App and web page records:
::::::

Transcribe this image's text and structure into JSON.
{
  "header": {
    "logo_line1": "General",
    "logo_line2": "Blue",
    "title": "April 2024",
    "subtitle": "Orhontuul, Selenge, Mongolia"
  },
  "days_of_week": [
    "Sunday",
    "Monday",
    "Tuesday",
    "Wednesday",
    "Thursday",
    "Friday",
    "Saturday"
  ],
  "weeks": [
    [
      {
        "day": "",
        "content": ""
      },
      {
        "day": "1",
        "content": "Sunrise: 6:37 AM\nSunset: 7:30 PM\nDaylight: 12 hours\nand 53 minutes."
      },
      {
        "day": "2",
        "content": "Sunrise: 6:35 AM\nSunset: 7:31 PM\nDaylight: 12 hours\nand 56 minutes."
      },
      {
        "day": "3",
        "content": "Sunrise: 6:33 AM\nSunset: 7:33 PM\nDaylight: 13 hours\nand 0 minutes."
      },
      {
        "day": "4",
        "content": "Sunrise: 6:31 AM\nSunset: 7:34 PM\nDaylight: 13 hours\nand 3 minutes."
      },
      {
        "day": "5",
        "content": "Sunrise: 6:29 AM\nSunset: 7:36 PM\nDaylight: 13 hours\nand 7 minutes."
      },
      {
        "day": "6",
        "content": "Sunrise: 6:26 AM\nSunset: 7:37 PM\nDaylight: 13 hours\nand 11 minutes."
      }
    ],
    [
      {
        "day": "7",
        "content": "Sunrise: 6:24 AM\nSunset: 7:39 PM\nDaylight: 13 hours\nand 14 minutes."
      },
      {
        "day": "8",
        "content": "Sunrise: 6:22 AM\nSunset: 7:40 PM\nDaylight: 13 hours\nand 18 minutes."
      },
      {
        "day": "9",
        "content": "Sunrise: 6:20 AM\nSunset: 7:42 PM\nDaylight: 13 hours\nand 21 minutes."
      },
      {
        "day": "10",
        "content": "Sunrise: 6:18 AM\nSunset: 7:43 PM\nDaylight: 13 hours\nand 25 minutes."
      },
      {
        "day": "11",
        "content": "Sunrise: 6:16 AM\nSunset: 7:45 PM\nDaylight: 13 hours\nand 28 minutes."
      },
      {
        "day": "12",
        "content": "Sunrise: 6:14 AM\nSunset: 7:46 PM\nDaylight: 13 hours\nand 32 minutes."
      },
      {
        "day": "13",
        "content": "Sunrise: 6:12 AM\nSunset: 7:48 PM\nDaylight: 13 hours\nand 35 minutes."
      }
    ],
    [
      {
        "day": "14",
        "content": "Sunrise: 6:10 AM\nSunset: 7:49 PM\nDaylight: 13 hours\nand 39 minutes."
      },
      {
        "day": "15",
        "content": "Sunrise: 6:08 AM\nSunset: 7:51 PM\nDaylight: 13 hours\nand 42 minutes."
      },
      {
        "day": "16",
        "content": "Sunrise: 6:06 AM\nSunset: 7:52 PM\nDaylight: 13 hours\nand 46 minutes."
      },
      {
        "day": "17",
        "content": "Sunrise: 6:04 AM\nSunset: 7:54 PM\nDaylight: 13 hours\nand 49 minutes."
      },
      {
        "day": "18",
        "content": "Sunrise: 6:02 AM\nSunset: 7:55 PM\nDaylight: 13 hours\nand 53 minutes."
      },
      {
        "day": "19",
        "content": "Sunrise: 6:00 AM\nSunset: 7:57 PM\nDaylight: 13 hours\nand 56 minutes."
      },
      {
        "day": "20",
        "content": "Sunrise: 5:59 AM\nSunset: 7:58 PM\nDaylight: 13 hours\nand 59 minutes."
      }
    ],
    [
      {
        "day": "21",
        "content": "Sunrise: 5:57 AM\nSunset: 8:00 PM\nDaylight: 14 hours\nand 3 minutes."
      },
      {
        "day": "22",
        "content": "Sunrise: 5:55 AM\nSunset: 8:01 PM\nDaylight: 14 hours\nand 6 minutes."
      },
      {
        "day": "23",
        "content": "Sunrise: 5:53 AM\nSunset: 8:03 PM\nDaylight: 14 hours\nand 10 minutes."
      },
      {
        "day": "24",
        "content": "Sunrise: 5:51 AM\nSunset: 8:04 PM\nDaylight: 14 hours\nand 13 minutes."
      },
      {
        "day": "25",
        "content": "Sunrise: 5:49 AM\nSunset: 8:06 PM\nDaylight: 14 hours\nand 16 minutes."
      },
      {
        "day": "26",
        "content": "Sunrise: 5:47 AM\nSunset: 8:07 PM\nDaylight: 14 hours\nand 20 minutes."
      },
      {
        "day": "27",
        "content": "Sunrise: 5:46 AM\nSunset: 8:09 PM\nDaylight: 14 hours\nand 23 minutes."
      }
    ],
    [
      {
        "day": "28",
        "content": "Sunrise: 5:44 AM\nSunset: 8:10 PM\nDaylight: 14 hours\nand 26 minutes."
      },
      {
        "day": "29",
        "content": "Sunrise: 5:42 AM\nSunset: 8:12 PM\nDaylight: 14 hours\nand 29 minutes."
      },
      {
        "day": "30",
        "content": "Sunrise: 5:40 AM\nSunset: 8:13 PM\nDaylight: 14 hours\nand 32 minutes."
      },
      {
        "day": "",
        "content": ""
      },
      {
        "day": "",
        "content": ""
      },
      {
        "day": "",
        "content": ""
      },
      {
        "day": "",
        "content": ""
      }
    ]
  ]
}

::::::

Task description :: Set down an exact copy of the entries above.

Answer to the problem ::
Transcribe this image's text and structure into JSON.
{
  "header": {
    "logo_line1": "General",
    "logo_line2": "Blue",
    "title": "April 2024",
    "subtitle": "Orhontuul, Selenge, Mongolia"
  },
  "days_of_week": [
    "Sunday",
    "Monday",
    "Tuesday",
    "Wednesday",
    "Thursday",
    "Friday",
    "Saturday"
  ],
  "weeks": [
    [
      {
        "day": "",
        "content": ""
      },
      {
        "day": "1",
        "content": "Sunrise: 6:37 AM\nSunset: 7:30 PM\nDaylight: 12 hours\nand 53 minutes."
      },
      {
        "day": "2",
        "content": "Sunrise: 6:35 AM\nSunset: 7:31 PM\nDaylight: 12 hours\nand 56 minutes."
      },
      {
        "day": "3",
        "content": "Sunrise: 6:33 AM\nSunset: 7:33 PM\nDaylight: 13 hours\nand 0 minutes."
      },
      {
        "day": "4",
        "content": "Sunrise: 6:31 AM\nSunset: 7:34 PM\nDaylight: 13 hours\nand 3 minutes."
      },
      {
        "day": "5",
        "content": "Sunrise: 6:29 AM\nSunset: 7:36 PM\nDaylight: 13 hours\nand 7 minutes."
      },
      {
        "day": "6",
        "content": "Sunrise: 6:26 AM\nSunset: 7:37 PM\nDaylight: 13 hours\nand 11 minutes."
      }
    ],
    [
      {
        "day": "7",
        "content": "Sunrise: 6:24 AM\nSunset: 7:39 PM\nDaylight: 13 hours\nand 14 minutes."
      },
      {
        "day": "8",
        "content": "Sunrise: 6:22 AM\nSunset: 7:40 PM\nDaylight: 13 hours\nand 18 minutes."
      },
      {
        "day": "9",
        "content": "Sunrise: 6:20 AM\nSunset: 7:42 PM\nDaylight: 13 hours\nand 21 minutes."
      },
      {
        "day": "10",
        "content": "Sunrise: 6:18 AM\nSunset: 7:43 PM\nDaylight: 13 hours\nand 25 minutes."
      },
      {
        "day": "11",
        "content": "Sunrise: 6:16 AM\nSunset: 7:45 PM\nDaylight: 13 hours\nand 28 minutes."
      },
      {
        "day": "12",
        "content": "Sunrise: 6:14 AM\nSunset: 7:46 PM\nDaylight: 13 hours\nand 32 minutes."
      },
      {
        "day": "13",
        "content": "Sunrise: 6:12 AM\nSunset: 7:48 PM\nDaylight: 13 hours\nand 35 minutes."
      }
    ],
    [
      {
        "day": "14",
        "content": "Sunrise: 6:10 AM\nSunset: 7:49 PM\nDaylight: 13 hours\nand 39 minutes."
      },
      {
        "day": "15",
        "content": "Sunrise: 6:08 AM\nSunset: 7:51 PM\nDaylight: 13 hours\nand 42 minutes."
      },
      {
        "day": "16",
        "content": "Sunrise: 6:06 AM\nSunset: 7:52 PM\nDaylight: 13 hours\nand 46 minutes."
      },
      {
        "day": "17",
        "content": "Sunrise: 6:04 AM\nSunset: 7:54 PM\nDaylight: 13 hours\nand 49 minutes."
      },
      {
        "day": "18",
        "content": "Sunrise: 6:02 AM\nSunset: 7:55 PM\nDaylight: 13 hours\nand 53 minutes."
      },
      {
        "day": "19",
        "content": "Sunrise: 6:00 AM\nSunset: 7:57 PM\nDaylight: 13 hours\nand 56 minutes."
      },
      {
        "day": "20",
        "content": "Sunrise: 5:59 AM\nSunset: 7:58 PM\nDaylight: 13 hours\nand 59 minutes."
      }
    ],
    [
      {
        "day": "21",
        "content": "Sunrise: 5:57 AM\nSunset: 8:00 PM\nDaylight: 14 hours\nand 3 minutes."
      },
      {
        "day": "22",
        "content": "Sunrise: 5:55 AM\nSunset: 8:01 PM\nDaylight: 14 hours\nand 6 minutes."
      },
      {
        "day": "23",
        "content": "Sunrise: 5:53 AM\nSunset: 8:03 PM\nDaylight: 14 hours\nand 10 minutes."
      },
      {
        "day": "24",
        "content": "Sunrise: 5:51 AM\nSunset: 8:04 PM\nDaylight: 14 hours\nand 13 minutes."
      },
      {
        "day": "25",
        "content": "Sunrise: 5:49 AM\nSunset: 8:06 PM\nDaylight: 14 hours\nand 16 minutes."
      },
      {
        "day": "26",
        "content": "Sunrise: 5:47 AM\nSunset: 8:07 PM\nDaylight: 14 hours\nand 20 minutes."
      },
      {
        "day": "27",
        "content": "Sunrise: 5:46 AM\nSunset: 8:09 PM\nDaylight: 14 hours\nand 23 minutes."
      }
    ],
    [
      {
        "day": "28",
        "content": "Sunrise: 5:44 AM\nSunset: 8:10 PM\nDaylight: 14 hours\nand 26 minutes."
      },
      {
        "day": "29",
        "content": "Sunrise: 5:42 AM\nSunset: 8:12 PM\nDaylight: 14 hours\nand 29 minutes."
      },
      {
        "day": "30",
        "content": "Sunrise: 5:40 AM\nSunset: 8:13 PM\nDaylight: 14 hours\nand 32 minutes."
      },
      {
        "day": "",
        "content": ""
      },
      {
        "day": "",
        "content": ""
      },
      {
        "day": "",
        "content": ""
      },
      {
        "day": "",
        "content": ""
      }
    ]
  ]
}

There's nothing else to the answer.